Social Media is becoming king in today's music industry. Whether you're just starting out as a DIY indie artist or you're Macklemore & Ryan Lewis, social media is (or should be) a part of your marketing strategy. Social media has changed the way artists can interact with their fans forever and if you're not learning how to stay on top of the trends, you're going to find yourself being swept away by them. Facebook, Twitter, YouTube, Vimeo, Instagram, SoundCloud, SnapChat, Flickr, Tumblr - the list could go on for days. These are all names you recognize for a reason...
Both Facebook and Google have announced big moves that will affect music promotions on Facebook and Google search rankings for music websites. While the Facebook move will disrupt like-gating, for example, liking a Facebook page to get a free download, the Google move is simply the right thing to do. However Facebook's move requires you to simply stop doing something. Responding to Google's move is going to require some decision making and likely additional expense.
Smule is a unique mobile-focused company that built its reputation on such apps as I Am T-Pain and Sing! Karaoke. They're also seeing great success with instrument apps. These apps are also participatory and that's opened up powerful marketing opportunities that have already benefited select artists and are now being made available much more widely via the new Smule Artist Program. The program is initially free. Indie label Bright Antenna is Smule's launch partner but you can apply today to participate and you should do it sooner rather than later.
This week the Viacom Music Group released research finding regarding the "Music Experience" of today's 13 to 40 year olds. It's an interesting study with plenty that will be taken out of context leading to confusion (which isn't a bad thing if the confused people are your competitors) and some really interesting points that may not be pursued. Even so, the report paints an intriquing picture of what today's young yet soon to be old people have to say about their experience of music.
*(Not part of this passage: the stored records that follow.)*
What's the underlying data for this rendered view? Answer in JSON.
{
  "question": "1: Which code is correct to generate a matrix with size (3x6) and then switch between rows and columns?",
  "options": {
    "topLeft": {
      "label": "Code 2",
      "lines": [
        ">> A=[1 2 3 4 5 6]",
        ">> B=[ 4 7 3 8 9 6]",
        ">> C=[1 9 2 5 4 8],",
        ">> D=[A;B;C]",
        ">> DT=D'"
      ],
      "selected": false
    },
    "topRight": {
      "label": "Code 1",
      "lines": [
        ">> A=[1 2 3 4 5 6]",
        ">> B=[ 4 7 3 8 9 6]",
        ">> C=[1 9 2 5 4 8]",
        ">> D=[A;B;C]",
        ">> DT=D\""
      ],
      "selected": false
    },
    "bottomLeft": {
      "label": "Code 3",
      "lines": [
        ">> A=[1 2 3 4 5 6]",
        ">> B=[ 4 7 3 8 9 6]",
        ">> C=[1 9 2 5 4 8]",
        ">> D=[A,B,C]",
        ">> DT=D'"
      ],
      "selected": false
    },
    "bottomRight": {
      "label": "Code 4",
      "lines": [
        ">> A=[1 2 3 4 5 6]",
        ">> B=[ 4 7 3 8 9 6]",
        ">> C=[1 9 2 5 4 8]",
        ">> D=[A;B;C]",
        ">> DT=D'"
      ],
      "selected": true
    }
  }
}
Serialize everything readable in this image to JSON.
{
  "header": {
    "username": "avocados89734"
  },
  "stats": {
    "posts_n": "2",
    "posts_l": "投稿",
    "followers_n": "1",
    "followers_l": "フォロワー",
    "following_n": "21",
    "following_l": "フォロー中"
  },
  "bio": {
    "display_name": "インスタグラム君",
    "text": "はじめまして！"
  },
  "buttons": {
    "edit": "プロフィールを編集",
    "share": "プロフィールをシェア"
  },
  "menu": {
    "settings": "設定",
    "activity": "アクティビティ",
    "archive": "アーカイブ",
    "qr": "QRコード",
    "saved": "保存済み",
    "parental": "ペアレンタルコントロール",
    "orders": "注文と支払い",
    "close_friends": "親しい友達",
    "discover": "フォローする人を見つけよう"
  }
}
In this TedX talk, Twiiter's Head Of Music Bob Moczydlowsky shares is experience on how to stay connected with audiences by comparing a famous music artist and late night television host and their success because of their fan base. Before joining Twitter as Head of Music, Bob was the SVP, Product & Marketing for Topspin, the direct-to-fan marketing and commerce platform for artists.